In this problem, , which means that there are no solutions to  that satisfy this triangle. If you got answers for this triangle, check that you set up your Law of Sines equation properly at the start of the problem.

### Example Question #7 : Ambiguous Triangles

If , and  =  find  to the nearest degree.

and

No solution

Explanation:

Notice that the given information is Angle-Side-Side, which is the ambiguous case. Therefore, we should test to see if there are no triangles that satisfy, one triangle that satisfies, or two triangles that satisfy this. From , we get . In this equation, if , no  that satisfies the triangle can be found. If and there is a right triangle determined. Finally, if , two measures of  can be calculated:  an acute  and an obtuse angle . In this case, there may be one or two triangles determined. If , then the  is not a solution.

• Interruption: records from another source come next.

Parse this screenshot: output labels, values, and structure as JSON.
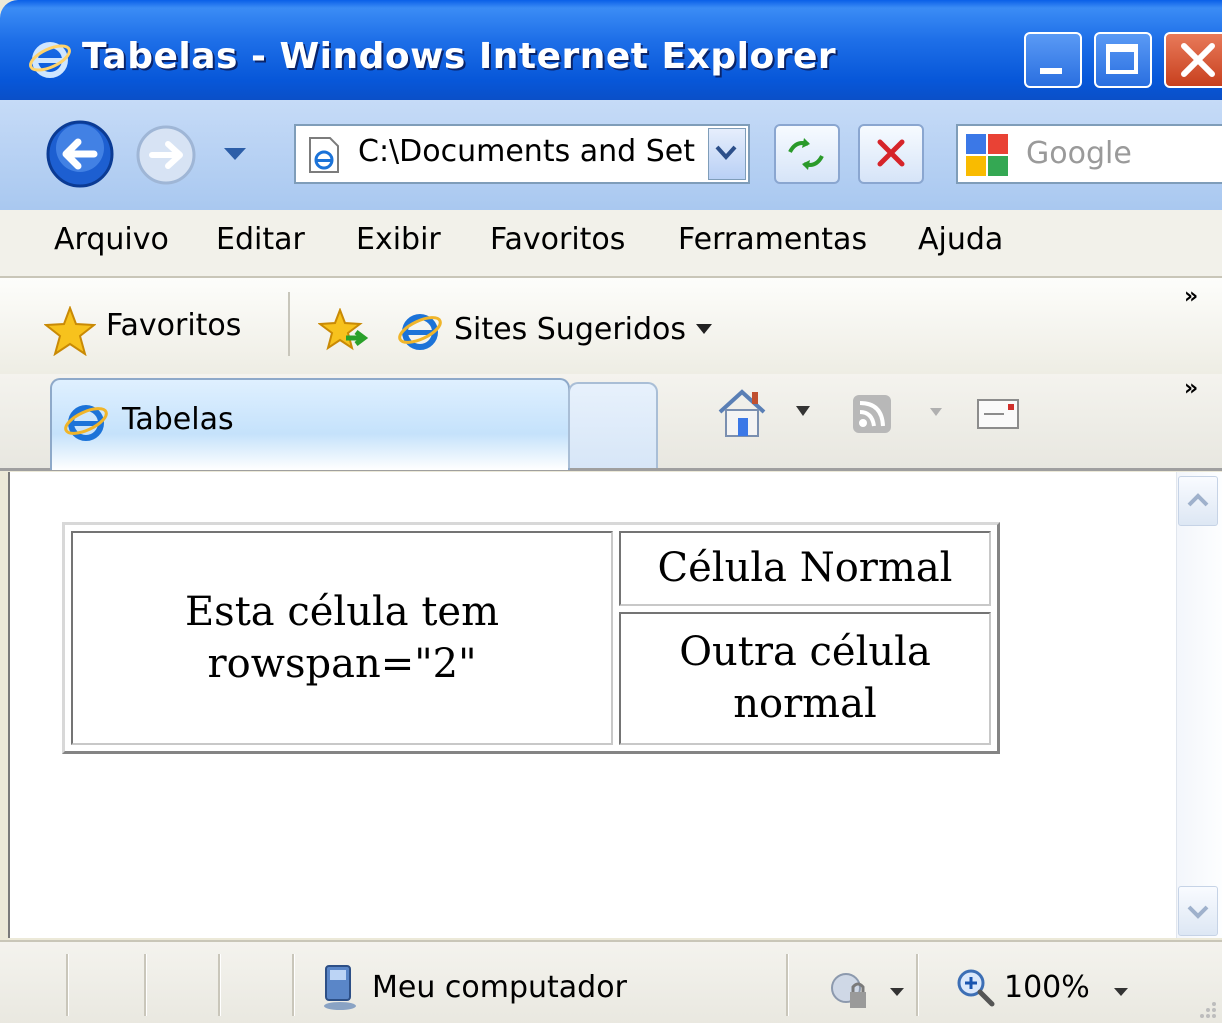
{
  "window": {
    "title": "Tabelas - Windows Internet Explorer"
  },
  "navbar": {
    "address": "C:\\Documents and Set",
    "search_placeholder": "Google"
  },
  "menu": {
    "items": [
      "Arquivo",
      "Editar",
      "Exibir",
      "Favoritos",
      "Ferramentas",
      "Ajuda"
    ]
  },
  "favorites_bar": {
    "favorites_label": "Favoritos",
    "suggested_sites_label": "Sites Sugeridos"
  },
  "tabs": {
    "active_label": "Tabelas"
  },
  "page": {
    "table": {
      "span_cell_line1": "Esta célula tem",
      "span_cell_line2": "rowspan=\"2\"",
      "cell_normal": "Célula Normal",
      "cell_other_line1": "Outra célula",
      "cell_other_line2": "normal"
    }
  },
  "statusbar": {
    "zone": "Meu computador",
    "zoom": "100%"
  },
  "colors": {
    "titlebar": "#0757d9",
    "navbar": "#c6dbf7",
    "close_button": "#c8401e"
  }
}
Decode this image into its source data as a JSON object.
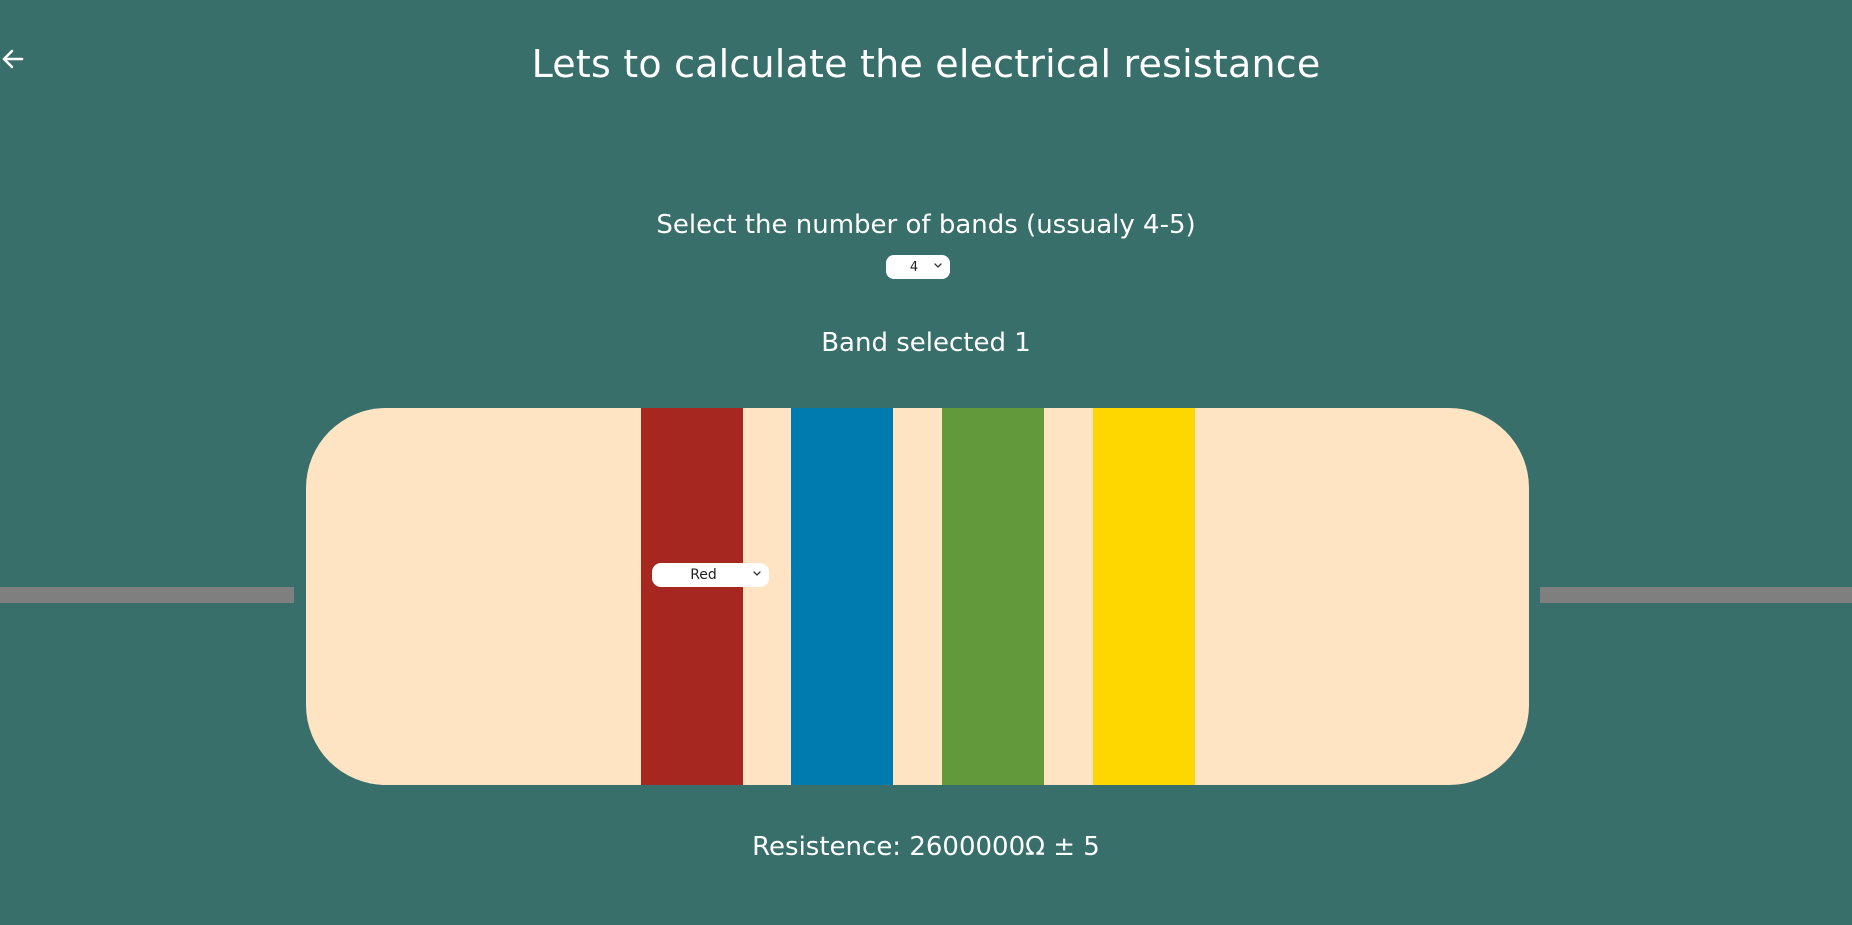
{
  "header": {
    "title": "Lets to calculate the electrical resistance",
    "back_icon": "arrow-left-icon"
  },
  "bands_selector": {
    "label": "Select the number of bands (ussualy 4-5)",
    "value": "4"
  },
  "band_selected": {
    "text": "Band selected 1"
  },
  "resistor": {
    "body_color": "#ffe4c4",
    "lead_color": "#7f7f7f",
    "bands": [
      {
        "color": "#a52720"
      },
      {
        "color": "#007bb0"
      },
      {
        "color": "#62993a"
      },
      {
        "color": "#ffd700"
      }
    ],
    "band_color_select": {
      "value": "Red"
    }
  },
  "result": {
    "text": "Resistence: 2600000Ω ± 5"
  },
  "colors": {
    "background": "#386f6a",
    "text": "#ffffff"
  }
}
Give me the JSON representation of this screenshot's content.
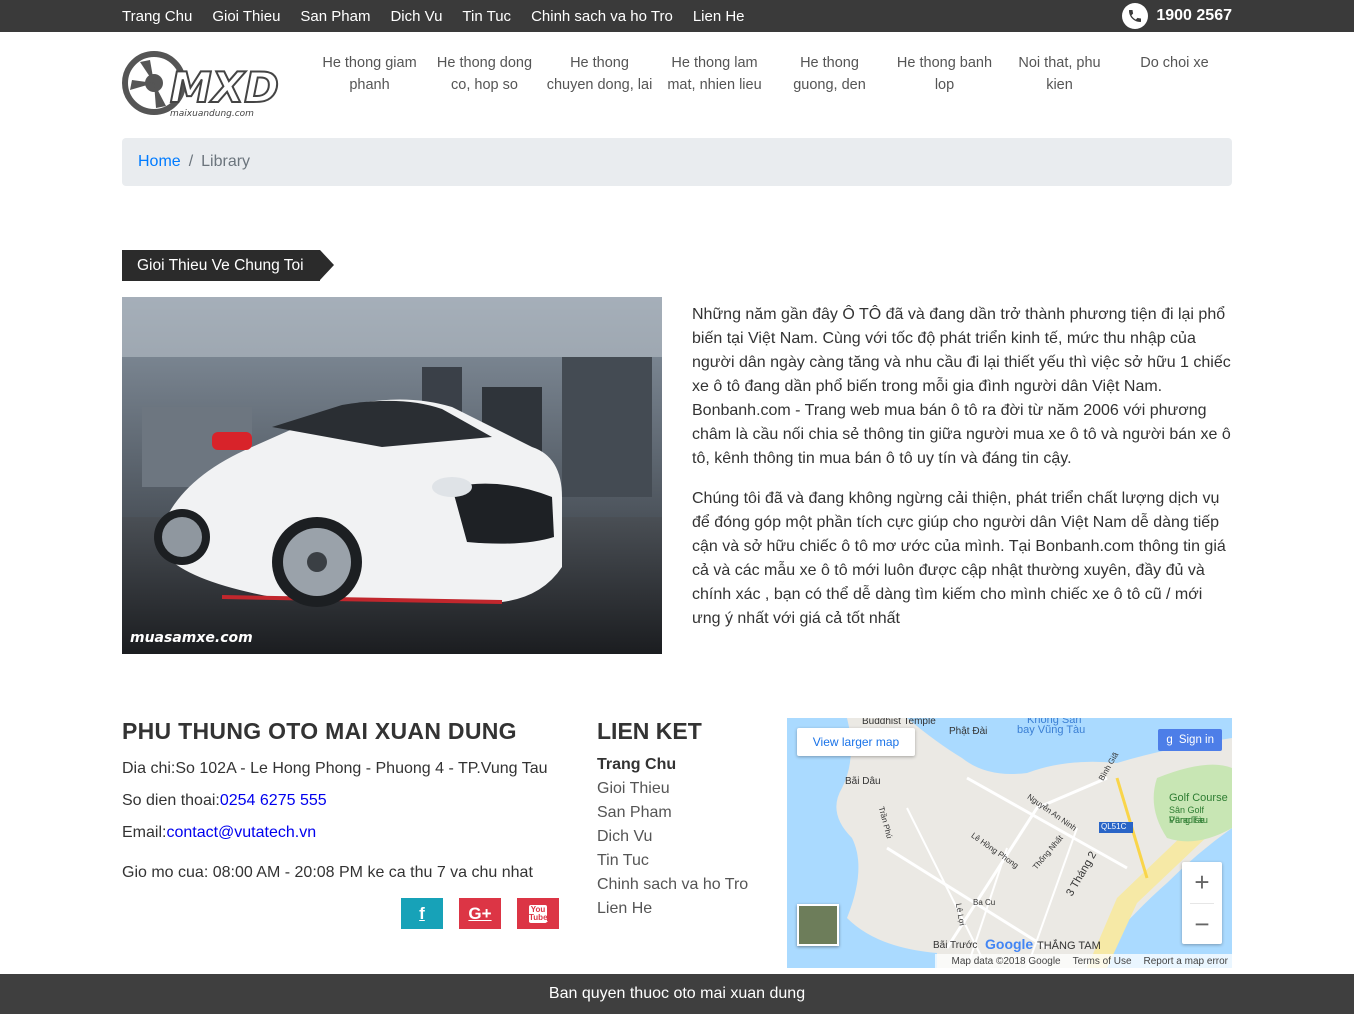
{
  "topnav": {
    "items": [
      "Trang Chu",
      "Gioi Thieu",
      "San Pham",
      "Dich Vu",
      "Tin Tuc",
      "Chinh sach va ho Tro",
      "Lien He"
    ],
    "hotline": "1900 2567"
  },
  "logo": {
    "text": "MXD",
    "subtext": "maixuandung.com"
  },
  "mainnav": {
    "items": [
      "He thong giam phanh",
      "He thong dong co, hop so",
      "He thong chuyen dong, lai",
      "He thong lam mat, nhien lieu",
      "He thong guong, den",
      "He thong banh lop",
      "Noi that, phu kien",
      "Do choi xe"
    ]
  },
  "breadcrumb": {
    "home": "Home",
    "separator": "/",
    "current": "Library"
  },
  "about": {
    "title": "Gioi Thieu Ve Chung Toi",
    "image_watermark": "muasamxe.com",
    "paragraphs": [
      "Những năm gần đây Ô TÔ đã và đang dần trở thành phương tiện đi lại phổ biến tại Việt Nam. Cùng với tốc độ phát triển kinh tế, mức thu nhập của người dân ngày càng tăng và nhu cầu đi lại thiết yếu thì việc sở hữu 1 chiếc xe ô tô đang dần phổ biến trong mỗi gia đình người dân Việt Nam. Bonbanh.com - Trang web mua bán ô tô ra đời từ năm 2006 với phương châm là cầu nối chia sẻ thông tin giữa người mua xe ô tô và người bán xe ô tô, kênh thông tin mua bán ô tô uy tín và đáng tin cậy.",
      "Chúng tôi đã và đang không ngừng cải thiện, phát triển chất lượng dịch vụ để đóng góp một phần tích cực giúp cho người dân Việt Nam dễ dàng tiếp cận và sở hữu chiếc ô tô mơ ước của mình. Tại Bonbanh.com thông tin giá cả và các mẫu xe ô tô mới luôn được cập nhật thường xuyên, đầy đủ và chính xác , bạn có thể dễ dàng tìm kiếm cho mình chiếc xe ô tô cũ / mới ưng ý nhất với giá cả tốt nhất"
    ]
  },
  "company": {
    "name": "PHU THUNG OTO MAI XUAN DUNG",
    "address_label": "Dia chi:",
    "address": "So 102A - Le Hong Phong - Phuong 4 - TP.Vung Tau",
    "phone_label": "So dien thoai:",
    "phone": "0254 6275 555",
    "email_label": "Email:",
    "email": "contact@vutatech.vn",
    "hours": "Gio mo cua: 08:00 AM - 20:08 PM ke ca thu 7 va chu nhat"
  },
  "social": [
    {
      "name": "facebook",
      "glyph": "f",
      "color": "#17a2b8"
    },
    {
      "name": "google-plus",
      "glyph": "G+",
      "color": "#dc3545"
    },
    {
      "name": "youtube",
      "glyph": "You Tube",
      "color": "#dc3545"
    }
  ],
  "links": {
    "title": "LIEN KET",
    "items": [
      "Trang Chu",
      "Gioi Thieu",
      "San Pham",
      "Dich Vu",
      "Tin Tuc",
      "Chinh sach va ho Tro",
      "Lien He"
    ]
  },
  "map": {
    "view_larger": "View larger map",
    "sign_in": "Sign in",
    "zoom_in": "+",
    "zoom_out": "−",
    "google": "Google",
    "attribution": "Map data ©2018 Google",
    "terms": "Terms of Use",
    "report": "Report a map error",
    "labels": [
      "Buddhist Temple",
      "Phật Đài",
      "Khong San",
      "bay Vũng Tàu",
      "Bãi Dâu",
      "Golf Course",
      "Sân Golf Paradise",
      "Vũng Tàu",
      "QL51C",
      "Bãi Trước",
      "THẮNG TAM",
      "Lê Hồng Phong",
      "3 Tháng 2",
      "Nguyễn An Ninh",
      "Thống Nhất",
      "Trần Phú",
      "Ba Cu",
      "Lê Lợi",
      "Bình Giã"
    ]
  },
  "footer": {
    "copyright": "Ban quyen thuoc oto mai xuan dung"
  }
}
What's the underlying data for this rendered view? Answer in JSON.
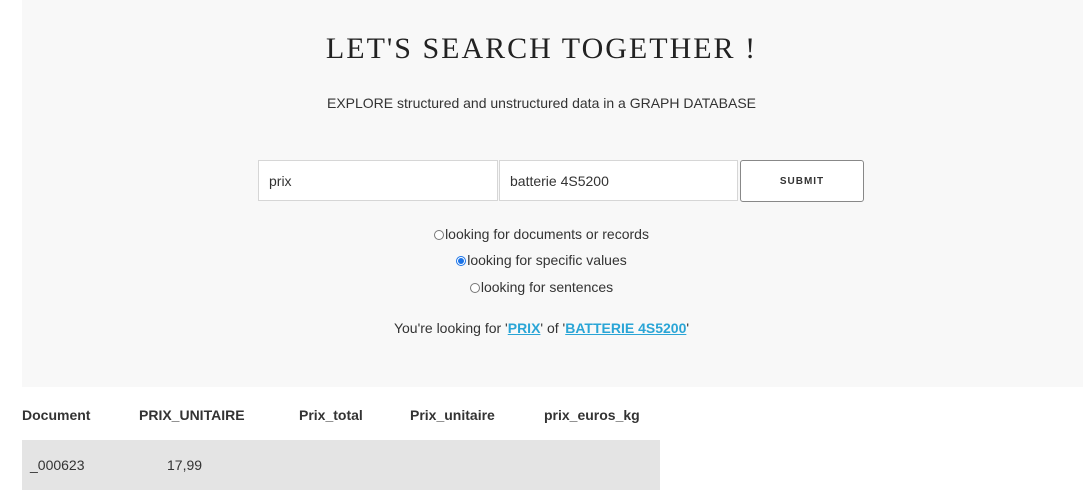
{
  "header": {
    "title": "LET'S SEARCH TOGETHER !",
    "subtitle": "EXPLORE structured and unstructured data in a GRAPH DATABASE"
  },
  "search": {
    "field1_value": "prix",
    "field2_value": "batterie 4S5200",
    "submit_label": "SUBMIT"
  },
  "options": [
    {
      "label": "looking for documents or records",
      "checked": false
    },
    {
      "label": "looking for specific values",
      "checked": true
    },
    {
      "label": "looking for sentences",
      "checked": false
    }
  ],
  "summary": {
    "prefix": "You're looking for '",
    "term1": "PRIX",
    "middle": "' of '",
    "term2": "BATTERIE 4S5200",
    "suffix": "'"
  },
  "table": {
    "columns": [
      "Document",
      "PRIX_UNITAIRE",
      "Prix_total",
      "Prix_unitaire",
      "prix_euros_kg"
    ],
    "rows": [
      [
        "_000623",
        "17,99",
        "",
        "",
        ""
      ]
    ]
  },
  "colors": {
    "link": "#2aa5d6",
    "radio_checked": "#1a73e8",
    "row_background": "#e4e4e4"
  }
}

In this problem,, so there may be one or two angles that satisfy this triangle. Since we have the length of two sides of the triangle and the corresponding angle of one of the sides, we can use the Law of Sines to find the angle that we are looking for. This goes as follows:

Inputting the values of the problem

Rearranging the equation to isolate

When the original given angle () is acute, there will be:

• One solution if the side opposite the given angle is equal to or greater than the other given side
• No solution, one solution (right triangle), or two solutions if the side opposite the given angle is less than the other given side

In this problem, the side opposite the given angle is , which is greater than the other given side . Therefore, we have only one solution, .

### Example Question #8 : Ambiguous Triangles

If , and  find  to the nearest degree.

and

and

No solution

Explanation:

Notice that the given information is Angle-Side-Side, which is the ambiguous case. Therefore, we should test to see if there are no triangles that satisfy, one triangle that satisfies, or two triangles that satisfy this. From , we get . In this equation, if , no  that satisfies the triangle can be found. If and there is a right triangle determined. Finally, if , two measures of  can be calculated:  an acute  and an obtuse angle . In this case, there may be one or two triangles determined. If , then the  is not a solution.

In this problem, , so there may be one or two angles that satisfy this triangle. Since we have the length of two sides of the triangle and the corresponding angle of one of the sides, we can use the Law of Sines to find the angle that we are looking for. This goes as follows:

Inputting the values of the problem

Rearranging the equation to isolate

When the original given angle () is obtuse, there will be:

• No solution when the side opposite the given angle is less than or equal to the other given side
• One solution if the side opposite the given angle is greater than the other given side

In this problem, the side opposite the given angle is , which is greater than the other given side . Therefore this problem has one and only one solution,

### Example Question #9 : Ambiguous Triangles

If , and  =  find  to the nearest degree.

and

and

No solution

No solution

Explanation:

Notice that the given information is Angle-Side-Side, which is the ambiguous case. Therefore, we should test to see if there are no triangles that satisfy, one triangle that satisfies, or two triangles that satisfy this. From , we get . In this equation, if , no  that satisfies the triangle can be found. If and there is a right triangle determined. Finally, if , two measures of  can be calculated:  an acute  and an obtuse angle . In this case, there may be one or two triangles determined. If , then the  is not a solution.

In this problem, , which means that there are no solutions to  that satisfy this triangle. If you got answers for this triangle, check that you set up your Law of Sines equation properly at the start of the problem.

### Example Question #10 : Ambiguous Triangles

If c=70a=50, and  find  to the nearest degree.

and

and

no solution